◆ **What is expected**: In the listing that follows, copy out each line that includes the word "icon".

◆ **Source records**:
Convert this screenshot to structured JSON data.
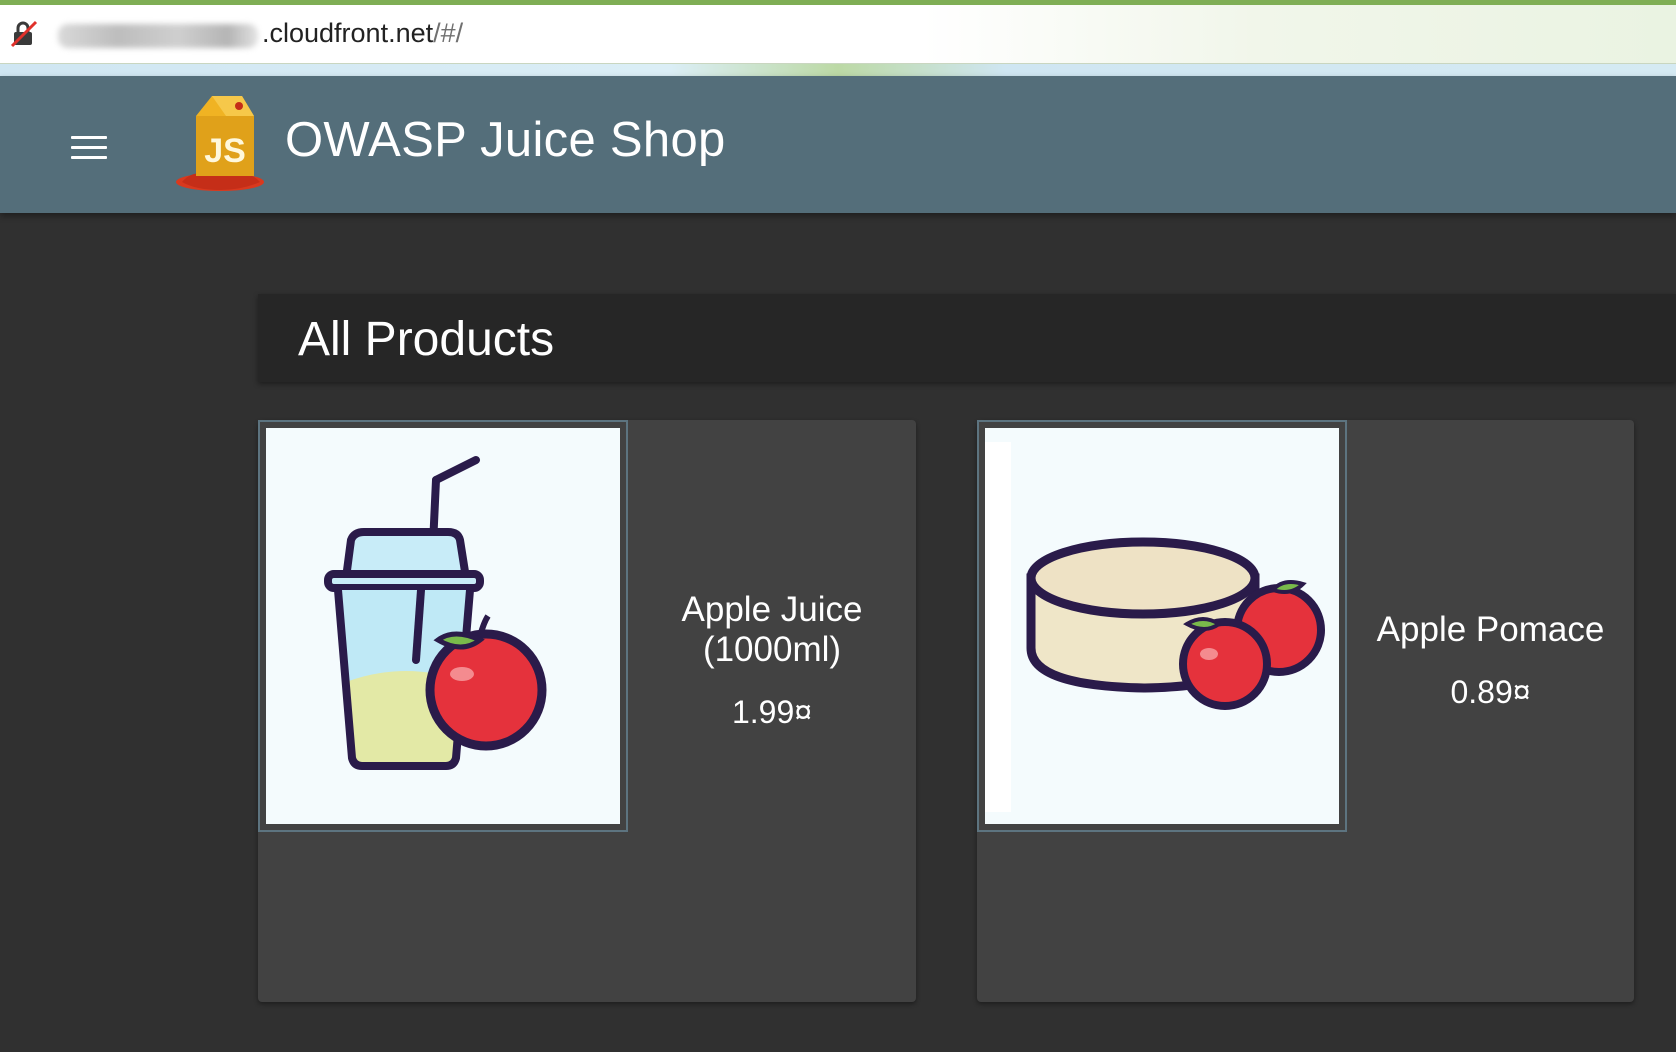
{
  "browser": {
    "url_host_suffix": ".cloudfront.net",
    "url_path": "/#/",
    "insecure_icon": "lock-slash-icon"
  },
  "header": {
    "menu_icon": "menu-icon",
    "logo_text": "JS",
    "title": "OWASP Juice Shop"
  },
  "main": {
    "heading": "All Products",
    "products": [
      {
        "name_line1": "Apple Juice",
        "name_line2": "(1000ml)",
        "price": "1.99¤",
        "image_icon": "juice-cup-apple-icon"
      },
      {
        "name_line1": "Apple Pomace",
        "name_line2": "",
        "price": "0.89¤",
        "image_icon": "pomace-apples-icon"
      }
    ]
  },
  "colors": {
    "toolbar": "#546e7a",
    "background": "#303030",
    "card": "#424242",
    "heading_card": "#262626"
  }
}
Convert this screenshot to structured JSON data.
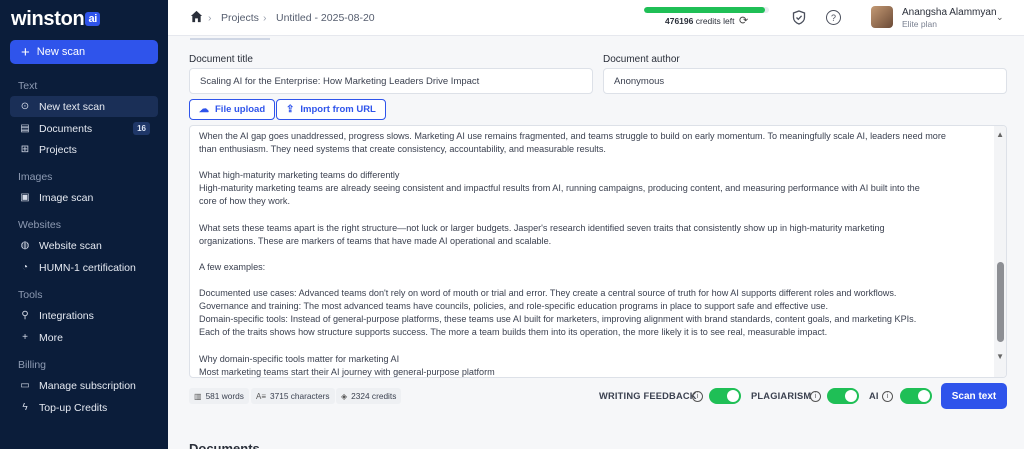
{
  "brand": {
    "name": "winston",
    "ai_tag": "ai"
  },
  "sidebar": {
    "new_scan": "New scan",
    "sections": {
      "text": "Text",
      "images": "Images",
      "websites": "Websites",
      "tools": "Tools",
      "billing": "Billing"
    },
    "items": {
      "new_text_scan": "New text scan",
      "documents": "Documents",
      "documents_count": "16",
      "projects": "Projects",
      "image_scan": "Image scan",
      "website_scan": "Website scan",
      "humn_cert": "HUMN-1 certification",
      "integrations": "Integrations",
      "more": "More",
      "manage_subscription": "Manage subscription",
      "topup_credits": "Top-up Credits"
    }
  },
  "header": {
    "breadcrumb_projects": "Projects",
    "breadcrumb_doc": "Untitled - 2025-08-20",
    "credits_value": "476196",
    "credits_suffix": "credits left",
    "credits_fraction": 0.97,
    "user_name": "Anangsha Alammyan",
    "user_plan": "Elite plan"
  },
  "form": {
    "title_label": "Document title",
    "title_value": "Scaling AI for the Enterprise: How Marketing Leaders Drive Impact",
    "author_label": "Document author",
    "author_value": "Anonymous",
    "file_upload": "File upload",
    "import_url": "Import from URL"
  },
  "editor": {
    "text": "When the AI gap goes unaddressed, progress slows. Marketing AI use remains fragmented, and teams struggle to build on early momentum. To meaningfully scale AI, leaders need more\nthan enthusiasm. They need systems that create consistency, accountability, and measurable results.\n\nWhat high-maturity marketing teams do differently\nHigh-maturity marketing teams are already seeing consistent and impactful results from AI, running campaigns, producing content, and measuring performance with AI built into the\ncore of how they work.\n\nWhat sets these teams apart is the right structure—not luck or larger budgets. Jasper's research identified seven traits that consistently show up in high-maturity marketing\norganizations. These are markers of teams that have made AI operational and scalable.\n\nA few examples:\n\nDocumented use cases: Advanced teams don't rely on word of mouth or trial and error. They create a central source of truth for how AI supports different roles and workflows.\nGovernance and training: The most advanced teams have councils, policies, and role-specific education programs in place to support safe and effective use.\nDomain-specific tools: Instead of general-purpose platforms, these teams use AI built for marketers, improving alignment with brand standards, content goals, and marketing KPIs.\nEach of the traits shows how structure supports success. The more a team builds them into its operation, the more likely it is to see real, measurable impact.\n\nWhy domain-specific tools matter for marketing AI\nMost marketing teams start their AI journey with general-purpose platform"
  },
  "stats": {
    "words": "581 words",
    "characters": "3715 characters",
    "credits": "2324 credits"
  },
  "options": {
    "writing_feedback": "WRITING FEEDBACK",
    "plagiarism": "PLAGIARISM",
    "ai": "AI",
    "scan_text": "Scan text"
  },
  "documents_heading": "Documents",
  "colors": {
    "accent": "#2f54eb",
    "sidebar": "#0b1d3a",
    "success": "#1fbf56"
  }
}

◆ **Exercise output**:
    "insecure_icon": "lock-slash-icon"
    "menu_icon": "menu-icon",
        "image_icon": "juice-cup-apple-icon"
        "image_icon": "pomace-apples-icon"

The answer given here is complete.